The A.I.F. 9th Division was quartered in the sprawling Selarang Barracks Area in Changi which before the war had been home to the Gordon Highlanders. When Jim Jacobs, the concert party’s O/ic, and Lieutenant Val Mack, his assistant, searched among the surviving Australian POWs for former concert party members, they found that, “the whole of the previous [pre-war] A. I. F. Concert Party was still available. These men formed the nucleus of the new party, and to them we added many new performers whom we discovered in the camp.”[i]
Their female impersonators would be tap-dancing “Judy” Garland, and singers, Ted Druitt, Charlie Wiggins, and John Wood. According to Jack Boardman, neither Druitt nor Wiggins “made up to what you would term an attractive female; Ted was too tall. Charlie did good impersonations of some film identities, such as Zazu Pitts.”[ii] John Wood would play the important “glamour” roles.
To help them become more believable, female impersonators were given permission to let their hair grow long; they took it upon themselves to shave their chests and legs.
George Sprod, the irreverent Aussie cartoonist of Changi POW life, drew a cartoon illustrating what happened when one of these female impersonators strolled around the camp. If at first these female impersonators were objects of amusement or harassment, those who played the “glamour” roles convincingly, very quickly became substitute objects of desire.

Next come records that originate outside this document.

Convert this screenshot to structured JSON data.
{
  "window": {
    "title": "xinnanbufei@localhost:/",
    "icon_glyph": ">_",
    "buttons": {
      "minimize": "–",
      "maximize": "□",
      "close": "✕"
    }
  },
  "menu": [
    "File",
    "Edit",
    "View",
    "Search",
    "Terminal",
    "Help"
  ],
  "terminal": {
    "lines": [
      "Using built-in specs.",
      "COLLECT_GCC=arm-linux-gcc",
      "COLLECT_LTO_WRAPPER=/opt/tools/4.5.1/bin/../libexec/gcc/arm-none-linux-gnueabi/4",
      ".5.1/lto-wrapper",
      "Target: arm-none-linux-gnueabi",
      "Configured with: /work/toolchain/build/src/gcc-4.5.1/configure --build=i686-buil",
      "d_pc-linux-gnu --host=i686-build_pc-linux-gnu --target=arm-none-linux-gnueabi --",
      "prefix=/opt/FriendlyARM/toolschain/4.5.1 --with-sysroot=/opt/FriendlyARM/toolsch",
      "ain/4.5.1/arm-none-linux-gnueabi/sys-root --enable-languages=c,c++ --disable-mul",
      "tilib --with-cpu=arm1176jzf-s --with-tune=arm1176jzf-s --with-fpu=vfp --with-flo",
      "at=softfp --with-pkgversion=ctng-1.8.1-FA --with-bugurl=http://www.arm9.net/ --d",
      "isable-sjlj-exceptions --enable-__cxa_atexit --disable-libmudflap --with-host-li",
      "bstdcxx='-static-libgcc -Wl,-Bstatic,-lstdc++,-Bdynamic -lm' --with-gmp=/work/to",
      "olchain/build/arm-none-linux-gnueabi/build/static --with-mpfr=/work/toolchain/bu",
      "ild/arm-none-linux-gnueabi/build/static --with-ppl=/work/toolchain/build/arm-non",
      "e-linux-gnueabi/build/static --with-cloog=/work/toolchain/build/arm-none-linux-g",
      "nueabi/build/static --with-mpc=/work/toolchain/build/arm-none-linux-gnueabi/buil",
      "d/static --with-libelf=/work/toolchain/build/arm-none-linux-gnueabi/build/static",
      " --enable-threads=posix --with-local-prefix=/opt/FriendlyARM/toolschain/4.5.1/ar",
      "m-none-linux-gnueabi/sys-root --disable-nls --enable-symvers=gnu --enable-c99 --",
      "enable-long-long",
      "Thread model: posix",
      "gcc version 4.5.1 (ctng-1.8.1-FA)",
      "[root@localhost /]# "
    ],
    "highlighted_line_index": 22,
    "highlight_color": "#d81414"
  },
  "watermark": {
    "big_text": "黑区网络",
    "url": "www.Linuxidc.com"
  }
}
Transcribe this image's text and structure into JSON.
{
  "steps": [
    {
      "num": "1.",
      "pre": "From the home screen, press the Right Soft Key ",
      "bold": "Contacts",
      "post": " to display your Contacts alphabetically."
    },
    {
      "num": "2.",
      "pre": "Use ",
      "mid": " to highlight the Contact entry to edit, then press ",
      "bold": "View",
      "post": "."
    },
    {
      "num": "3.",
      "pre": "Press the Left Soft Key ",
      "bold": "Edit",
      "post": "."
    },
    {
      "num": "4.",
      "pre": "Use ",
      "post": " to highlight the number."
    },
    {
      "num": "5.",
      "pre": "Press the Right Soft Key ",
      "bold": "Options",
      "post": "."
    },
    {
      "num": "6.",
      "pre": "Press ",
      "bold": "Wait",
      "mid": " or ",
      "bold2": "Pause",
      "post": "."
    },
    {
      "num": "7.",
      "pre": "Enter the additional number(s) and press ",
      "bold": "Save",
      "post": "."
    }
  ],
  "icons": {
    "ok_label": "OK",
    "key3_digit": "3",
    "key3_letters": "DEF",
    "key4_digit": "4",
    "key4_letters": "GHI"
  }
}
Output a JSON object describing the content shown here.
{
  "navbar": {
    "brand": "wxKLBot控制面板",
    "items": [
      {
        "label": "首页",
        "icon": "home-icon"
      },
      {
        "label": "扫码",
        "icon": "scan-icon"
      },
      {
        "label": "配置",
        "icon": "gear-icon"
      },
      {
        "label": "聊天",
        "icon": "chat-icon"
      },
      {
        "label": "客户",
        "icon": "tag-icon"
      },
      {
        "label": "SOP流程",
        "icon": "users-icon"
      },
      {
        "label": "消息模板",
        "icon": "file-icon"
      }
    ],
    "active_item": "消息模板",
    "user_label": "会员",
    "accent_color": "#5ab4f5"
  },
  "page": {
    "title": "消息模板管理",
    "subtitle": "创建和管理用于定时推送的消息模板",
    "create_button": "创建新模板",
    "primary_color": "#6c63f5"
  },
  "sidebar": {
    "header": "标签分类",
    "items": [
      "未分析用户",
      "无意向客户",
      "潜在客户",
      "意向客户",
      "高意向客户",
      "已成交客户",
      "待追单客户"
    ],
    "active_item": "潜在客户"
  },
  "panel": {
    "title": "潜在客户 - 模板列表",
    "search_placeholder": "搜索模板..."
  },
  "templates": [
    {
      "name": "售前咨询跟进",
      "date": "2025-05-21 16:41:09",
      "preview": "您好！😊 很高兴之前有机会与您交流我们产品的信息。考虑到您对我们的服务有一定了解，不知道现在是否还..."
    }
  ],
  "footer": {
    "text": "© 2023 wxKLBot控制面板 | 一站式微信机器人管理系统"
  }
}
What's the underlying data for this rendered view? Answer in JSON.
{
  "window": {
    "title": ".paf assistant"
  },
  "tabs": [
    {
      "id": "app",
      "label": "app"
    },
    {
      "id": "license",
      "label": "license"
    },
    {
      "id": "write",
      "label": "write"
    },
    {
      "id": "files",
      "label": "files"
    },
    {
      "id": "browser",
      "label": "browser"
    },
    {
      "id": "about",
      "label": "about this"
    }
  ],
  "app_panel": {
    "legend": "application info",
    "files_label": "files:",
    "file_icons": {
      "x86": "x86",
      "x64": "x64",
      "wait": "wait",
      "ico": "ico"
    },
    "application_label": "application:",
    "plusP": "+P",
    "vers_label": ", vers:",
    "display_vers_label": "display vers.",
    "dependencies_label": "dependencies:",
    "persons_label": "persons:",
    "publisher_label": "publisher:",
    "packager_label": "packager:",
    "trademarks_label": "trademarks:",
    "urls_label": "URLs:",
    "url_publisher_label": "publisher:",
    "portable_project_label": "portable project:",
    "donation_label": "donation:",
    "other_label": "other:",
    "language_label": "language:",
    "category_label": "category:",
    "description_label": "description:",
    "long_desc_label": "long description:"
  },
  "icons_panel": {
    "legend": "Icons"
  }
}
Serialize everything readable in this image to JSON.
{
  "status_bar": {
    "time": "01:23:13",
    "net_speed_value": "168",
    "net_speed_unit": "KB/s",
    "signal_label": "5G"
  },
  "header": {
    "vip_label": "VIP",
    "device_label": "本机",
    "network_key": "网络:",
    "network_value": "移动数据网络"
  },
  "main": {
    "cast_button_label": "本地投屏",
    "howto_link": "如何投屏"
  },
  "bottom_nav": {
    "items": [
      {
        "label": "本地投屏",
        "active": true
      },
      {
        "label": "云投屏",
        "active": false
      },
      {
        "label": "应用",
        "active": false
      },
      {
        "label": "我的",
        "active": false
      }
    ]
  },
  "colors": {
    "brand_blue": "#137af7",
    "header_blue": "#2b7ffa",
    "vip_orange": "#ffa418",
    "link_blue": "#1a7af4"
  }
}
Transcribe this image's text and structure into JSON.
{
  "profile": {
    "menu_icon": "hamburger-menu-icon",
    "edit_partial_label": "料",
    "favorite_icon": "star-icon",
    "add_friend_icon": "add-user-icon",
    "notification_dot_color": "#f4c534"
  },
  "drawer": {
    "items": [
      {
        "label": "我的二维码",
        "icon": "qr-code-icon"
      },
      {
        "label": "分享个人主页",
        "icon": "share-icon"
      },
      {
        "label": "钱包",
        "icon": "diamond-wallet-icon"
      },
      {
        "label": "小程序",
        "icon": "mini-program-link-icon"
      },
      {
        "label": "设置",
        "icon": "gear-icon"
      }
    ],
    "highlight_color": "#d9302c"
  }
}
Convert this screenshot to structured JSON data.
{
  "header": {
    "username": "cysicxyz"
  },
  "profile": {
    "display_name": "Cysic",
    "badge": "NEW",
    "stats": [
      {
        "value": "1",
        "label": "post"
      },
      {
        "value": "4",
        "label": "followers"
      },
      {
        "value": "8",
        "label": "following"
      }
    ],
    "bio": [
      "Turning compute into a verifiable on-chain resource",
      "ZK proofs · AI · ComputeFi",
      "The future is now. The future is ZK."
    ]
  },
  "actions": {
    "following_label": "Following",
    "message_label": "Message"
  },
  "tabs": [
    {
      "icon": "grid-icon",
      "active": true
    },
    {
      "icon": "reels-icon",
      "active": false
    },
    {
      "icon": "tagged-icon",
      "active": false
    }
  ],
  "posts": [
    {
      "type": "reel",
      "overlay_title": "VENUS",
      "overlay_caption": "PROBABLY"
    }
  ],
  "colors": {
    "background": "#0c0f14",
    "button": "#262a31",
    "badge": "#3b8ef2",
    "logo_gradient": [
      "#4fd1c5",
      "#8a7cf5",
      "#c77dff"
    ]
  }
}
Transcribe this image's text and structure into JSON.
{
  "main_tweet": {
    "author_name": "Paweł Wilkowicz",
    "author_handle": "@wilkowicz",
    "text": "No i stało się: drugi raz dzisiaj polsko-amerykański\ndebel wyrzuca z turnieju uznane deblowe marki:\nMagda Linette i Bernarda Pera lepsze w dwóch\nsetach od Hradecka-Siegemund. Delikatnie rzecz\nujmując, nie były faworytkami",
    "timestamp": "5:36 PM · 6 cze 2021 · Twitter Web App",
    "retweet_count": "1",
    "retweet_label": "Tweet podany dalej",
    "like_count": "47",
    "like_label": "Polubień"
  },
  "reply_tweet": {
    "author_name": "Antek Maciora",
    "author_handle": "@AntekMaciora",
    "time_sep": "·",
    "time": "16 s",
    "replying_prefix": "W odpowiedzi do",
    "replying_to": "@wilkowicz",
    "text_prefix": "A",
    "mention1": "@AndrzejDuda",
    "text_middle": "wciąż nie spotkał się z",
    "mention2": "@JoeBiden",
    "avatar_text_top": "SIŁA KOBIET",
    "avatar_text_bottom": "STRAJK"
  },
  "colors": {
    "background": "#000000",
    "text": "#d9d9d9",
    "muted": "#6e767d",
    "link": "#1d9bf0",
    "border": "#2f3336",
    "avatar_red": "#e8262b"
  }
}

[i] Jacobs, 16.
[ii] Boardman, J. “Notes on Val Mack.”
Note that all the documents in this series of blogs reside in Sears A. Eldredge Archive in the De Witt Wallace Library at Macalester College, 1600 Grand Avenue, St. Paul, Minnesota, 55105
Sear’s book, Captive Audiences/Captive Performers: Music and Theatre as Strategies for Survival on the Thailand-Burma Railway 1942-1945, was published by Macalester College in St. Paul, Minnesota in 2014, as an open-access e-book and is available here: http://digitalcommons.macalester.edu/thdabooks/22